## Task inputs
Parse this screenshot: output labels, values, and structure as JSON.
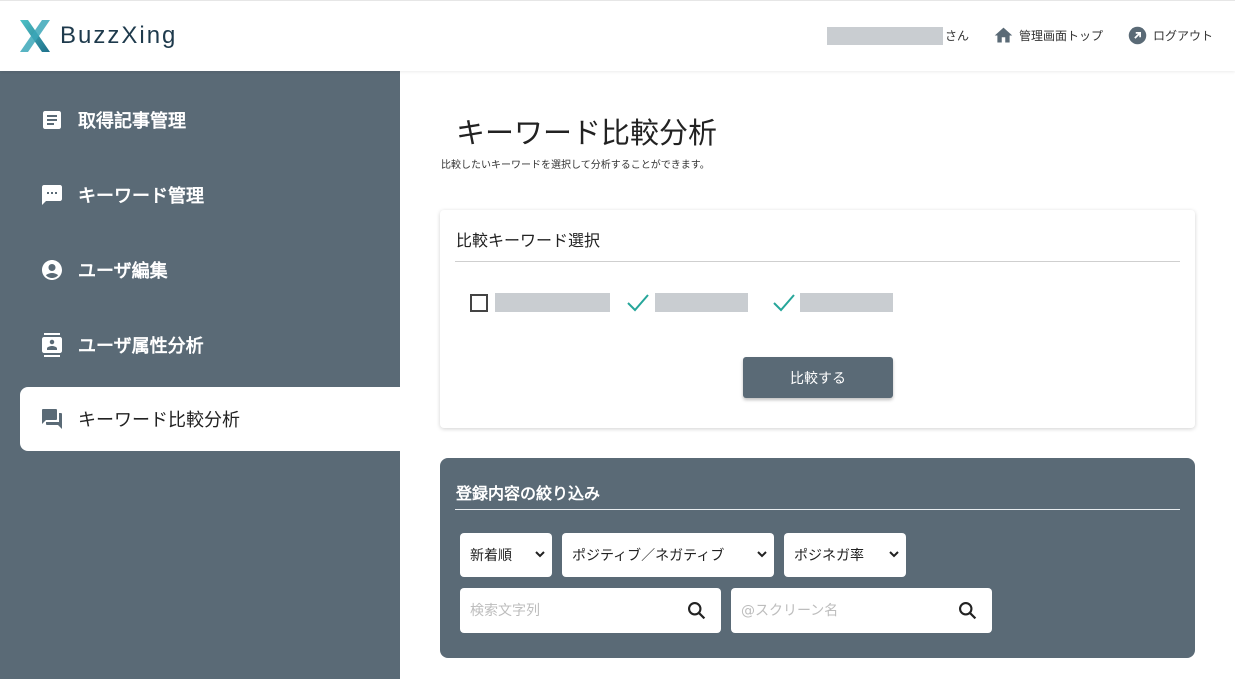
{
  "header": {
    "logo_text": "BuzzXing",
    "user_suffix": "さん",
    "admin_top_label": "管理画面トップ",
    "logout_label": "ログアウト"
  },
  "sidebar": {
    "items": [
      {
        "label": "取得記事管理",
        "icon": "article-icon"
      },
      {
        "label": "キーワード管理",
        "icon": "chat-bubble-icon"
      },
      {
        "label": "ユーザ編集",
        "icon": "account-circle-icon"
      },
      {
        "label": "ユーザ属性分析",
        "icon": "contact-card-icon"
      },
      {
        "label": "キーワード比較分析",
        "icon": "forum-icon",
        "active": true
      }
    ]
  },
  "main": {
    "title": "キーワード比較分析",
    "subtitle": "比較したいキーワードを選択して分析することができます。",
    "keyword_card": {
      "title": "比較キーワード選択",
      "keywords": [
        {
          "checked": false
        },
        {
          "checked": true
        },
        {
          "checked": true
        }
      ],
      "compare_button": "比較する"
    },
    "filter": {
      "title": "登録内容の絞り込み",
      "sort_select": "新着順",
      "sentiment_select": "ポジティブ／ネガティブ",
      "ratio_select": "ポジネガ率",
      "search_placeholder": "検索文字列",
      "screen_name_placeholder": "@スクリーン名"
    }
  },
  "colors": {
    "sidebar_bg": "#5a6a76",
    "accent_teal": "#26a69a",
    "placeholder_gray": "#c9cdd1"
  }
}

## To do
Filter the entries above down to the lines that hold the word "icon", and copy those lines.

## Result
        "icon": "article-icon"
        "icon": "chat-bubble-icon"
        "icon": "account-circle-icon"
        "icon": "contact-card-icon"
        "icon": "forum-icon",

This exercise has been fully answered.